1. Go To Your Veterinarian
It is recommended to talk to your veterinarian whenever you think something is wrong with your cat. At the very least, you should be going one time a year.
If your cat has suddenly lost weight, stopped eating, has difficulty moving, meows excessively, or is lethargic, go to the vet.
They will analyze your cat and then diagnose it. Following the diagnosis, the treatment will be established.
2. Remove Food Competition
Food competition can become a real problem if multiple cats live in your home or you have different types of pets. Shy cats may be left without food and lose weight, while the rest of your pets may gain weight.
Feed your pets separately, at separate hours, or in a separate room. By doing so, you can prevent food competition, and each cat gets its proper share of food.
Chase, the founder of The Cat Insider, used to put one cat in the bathroom with his food while the other was eating their food in the family room. It worked like a charm!
3. Try Different Cat Foods
There are hundreds if not thousands of different types of cat food. You can try feeding your cat other types of food if you see that it is no longer eating its usual food and is starting to lose weight.
You can try wet food or other dry food brands. If your cat only eats dry food, you can mix a little wet food with its regular meal or vice versa.
Try several foods until you find one your cat likes! But be sure to slowly transition from brand to brand. It can take cats some time to acclimate to new foods.
4. Try Different Temperatures For Cat Food
For cats that no longer eat and start to lose weight, you can try heating the food a little before serving it.
- If your cat only eats dry food. Heat some water, tuna juice, or broth and add it to its kibble. Let it sit for 5 minutes so that the dry food can absorb some of the liquid.
- If your cat only eats wet food. Mildly heat the food and serve it to your cat – room temperature or slightly over is best. Start small, and add more heat as needed. Do not confuse heat for spices here. We mean literally heating a bowl of food via the microwave or putting a can of food in a bowl of warm water prior to serving.
Be careful not to overheat it! Test the temperature on the back of your hand.
5. Feed Your Cat Smaller Portions of Food More Frequently
Cats can eat anywhere from 1-to-10 meals a day on average. Wild cats generally eat more often than domesticated cats as they need to pounce when the opportunity presents itself.

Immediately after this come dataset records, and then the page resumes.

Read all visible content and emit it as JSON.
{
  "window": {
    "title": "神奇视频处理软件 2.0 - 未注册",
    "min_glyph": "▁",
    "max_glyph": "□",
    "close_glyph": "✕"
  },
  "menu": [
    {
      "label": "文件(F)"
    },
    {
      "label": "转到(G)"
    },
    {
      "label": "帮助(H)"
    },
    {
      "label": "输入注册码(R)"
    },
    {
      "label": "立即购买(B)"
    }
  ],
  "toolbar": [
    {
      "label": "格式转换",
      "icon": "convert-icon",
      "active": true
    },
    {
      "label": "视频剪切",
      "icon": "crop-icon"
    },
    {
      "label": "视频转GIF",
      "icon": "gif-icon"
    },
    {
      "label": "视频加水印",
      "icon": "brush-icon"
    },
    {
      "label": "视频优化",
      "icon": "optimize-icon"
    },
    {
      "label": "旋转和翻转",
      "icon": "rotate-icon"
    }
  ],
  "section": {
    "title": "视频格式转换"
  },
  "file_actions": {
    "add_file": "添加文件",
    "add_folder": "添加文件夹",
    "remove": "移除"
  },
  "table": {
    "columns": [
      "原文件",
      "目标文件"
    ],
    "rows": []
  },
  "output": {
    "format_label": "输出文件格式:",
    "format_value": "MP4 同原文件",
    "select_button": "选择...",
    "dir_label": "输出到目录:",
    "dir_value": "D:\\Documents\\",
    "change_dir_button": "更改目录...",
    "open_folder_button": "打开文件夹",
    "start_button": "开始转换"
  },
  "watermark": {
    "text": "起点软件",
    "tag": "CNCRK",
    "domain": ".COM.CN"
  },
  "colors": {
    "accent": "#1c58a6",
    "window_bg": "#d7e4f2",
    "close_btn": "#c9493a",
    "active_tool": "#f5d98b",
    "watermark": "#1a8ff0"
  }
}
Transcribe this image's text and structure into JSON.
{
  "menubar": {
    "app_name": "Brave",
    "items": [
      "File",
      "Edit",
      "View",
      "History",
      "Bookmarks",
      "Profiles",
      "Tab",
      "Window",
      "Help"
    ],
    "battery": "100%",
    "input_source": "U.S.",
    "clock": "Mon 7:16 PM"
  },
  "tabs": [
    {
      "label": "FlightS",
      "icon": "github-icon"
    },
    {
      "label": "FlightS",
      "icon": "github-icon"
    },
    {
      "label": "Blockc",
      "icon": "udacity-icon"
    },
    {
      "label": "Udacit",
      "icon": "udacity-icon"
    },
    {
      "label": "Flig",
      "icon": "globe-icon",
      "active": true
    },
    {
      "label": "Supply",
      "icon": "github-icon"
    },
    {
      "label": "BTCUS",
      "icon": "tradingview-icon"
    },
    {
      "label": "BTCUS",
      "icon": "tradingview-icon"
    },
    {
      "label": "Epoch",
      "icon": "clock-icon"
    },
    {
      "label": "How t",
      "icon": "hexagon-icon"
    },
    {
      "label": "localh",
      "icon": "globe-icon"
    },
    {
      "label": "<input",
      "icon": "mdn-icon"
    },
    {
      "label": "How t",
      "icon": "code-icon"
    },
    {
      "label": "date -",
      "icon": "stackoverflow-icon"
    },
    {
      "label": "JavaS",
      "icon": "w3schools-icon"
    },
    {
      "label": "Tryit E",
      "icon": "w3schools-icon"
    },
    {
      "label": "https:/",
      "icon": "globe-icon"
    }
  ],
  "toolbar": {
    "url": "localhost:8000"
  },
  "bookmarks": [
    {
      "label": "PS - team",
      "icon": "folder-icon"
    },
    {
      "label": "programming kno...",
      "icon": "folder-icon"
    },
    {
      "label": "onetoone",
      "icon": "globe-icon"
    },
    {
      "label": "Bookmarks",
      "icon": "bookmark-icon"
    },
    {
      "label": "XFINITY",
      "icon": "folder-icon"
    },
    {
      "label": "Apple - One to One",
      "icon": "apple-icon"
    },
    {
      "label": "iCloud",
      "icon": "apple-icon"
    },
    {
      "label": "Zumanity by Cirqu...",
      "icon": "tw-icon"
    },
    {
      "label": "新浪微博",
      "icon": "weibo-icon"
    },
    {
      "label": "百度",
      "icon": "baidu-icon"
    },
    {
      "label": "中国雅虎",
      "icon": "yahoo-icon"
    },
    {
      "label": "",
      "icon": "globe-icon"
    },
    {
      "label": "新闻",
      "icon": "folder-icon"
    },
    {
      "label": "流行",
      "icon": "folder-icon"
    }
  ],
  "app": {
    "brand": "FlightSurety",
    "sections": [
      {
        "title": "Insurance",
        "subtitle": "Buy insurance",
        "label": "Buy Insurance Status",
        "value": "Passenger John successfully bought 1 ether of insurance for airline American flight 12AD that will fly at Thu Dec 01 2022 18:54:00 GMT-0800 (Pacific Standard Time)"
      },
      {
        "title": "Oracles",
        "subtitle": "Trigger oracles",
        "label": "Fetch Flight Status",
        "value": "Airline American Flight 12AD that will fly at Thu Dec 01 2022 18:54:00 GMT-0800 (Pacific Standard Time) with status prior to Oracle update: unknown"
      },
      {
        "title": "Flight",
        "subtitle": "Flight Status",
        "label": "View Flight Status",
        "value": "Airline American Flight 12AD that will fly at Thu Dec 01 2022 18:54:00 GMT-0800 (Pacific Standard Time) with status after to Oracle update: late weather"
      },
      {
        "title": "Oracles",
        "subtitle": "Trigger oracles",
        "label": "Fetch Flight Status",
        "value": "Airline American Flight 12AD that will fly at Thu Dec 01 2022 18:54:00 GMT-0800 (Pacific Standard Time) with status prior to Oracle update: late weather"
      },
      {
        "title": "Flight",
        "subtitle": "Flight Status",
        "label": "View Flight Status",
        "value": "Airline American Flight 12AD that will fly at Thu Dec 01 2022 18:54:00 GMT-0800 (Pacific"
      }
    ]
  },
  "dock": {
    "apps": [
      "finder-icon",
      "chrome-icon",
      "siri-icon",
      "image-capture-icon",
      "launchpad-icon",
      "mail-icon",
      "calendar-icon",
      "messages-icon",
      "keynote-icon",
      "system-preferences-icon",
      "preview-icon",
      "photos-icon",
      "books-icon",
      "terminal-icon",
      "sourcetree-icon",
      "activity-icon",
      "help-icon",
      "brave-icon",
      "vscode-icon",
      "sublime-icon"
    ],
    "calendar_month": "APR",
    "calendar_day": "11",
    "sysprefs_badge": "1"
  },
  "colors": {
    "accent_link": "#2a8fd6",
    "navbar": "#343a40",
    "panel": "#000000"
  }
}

It is not always obvious how much you should feed your cat, so cat food manufacturers detail on the package the general guidelines for cat owners. Our post on how much to feed a cat can help you better understand how much food your cat should be consuming based on their age, health status, and other factors.
Remember that they are showing you recommendations, but every cat is different. Chances are your cat may be more active than the average cat, requiring additional calories to maintain a healthy weight. So don’t be afraid to try providing more food to see if it helps with weight gain.
6. Develop A Relaxing Environment At Home
This remedy works for all cats but is especially recommended for those suffering from stress, anxiety, or depression.
There are many kinds of products that can help your pet relax, from cat music to pheromone diffusers. A cat that feels relaxed and at ease will more likely have healthy, consistent eating habits.
Final Thoughts On Underweight Cats and Steps We Can Take To Help
It can be extremely concerning if your cat is losing weight and you don’t know why. Remember that your veterinarian is your best advocate for your cat, and will better understand them. We always recommend going to the vet before attempting any remedies at home.
It is always better to prevent than to treat. Take your cat to the vet for a complete set of tests at least once a year. For cats that are known to suffer from certain conditions or senior cats, it is recommended to do it twice a year or on a schedule your vet recommends.
But don’t let the stress of the events keep you from showing your cat love and care. Always remember that your cat is a part of your world, but you’re their entire world. Be patient with their symptoms, show them relentless love and affection, and throw them a few extra treats!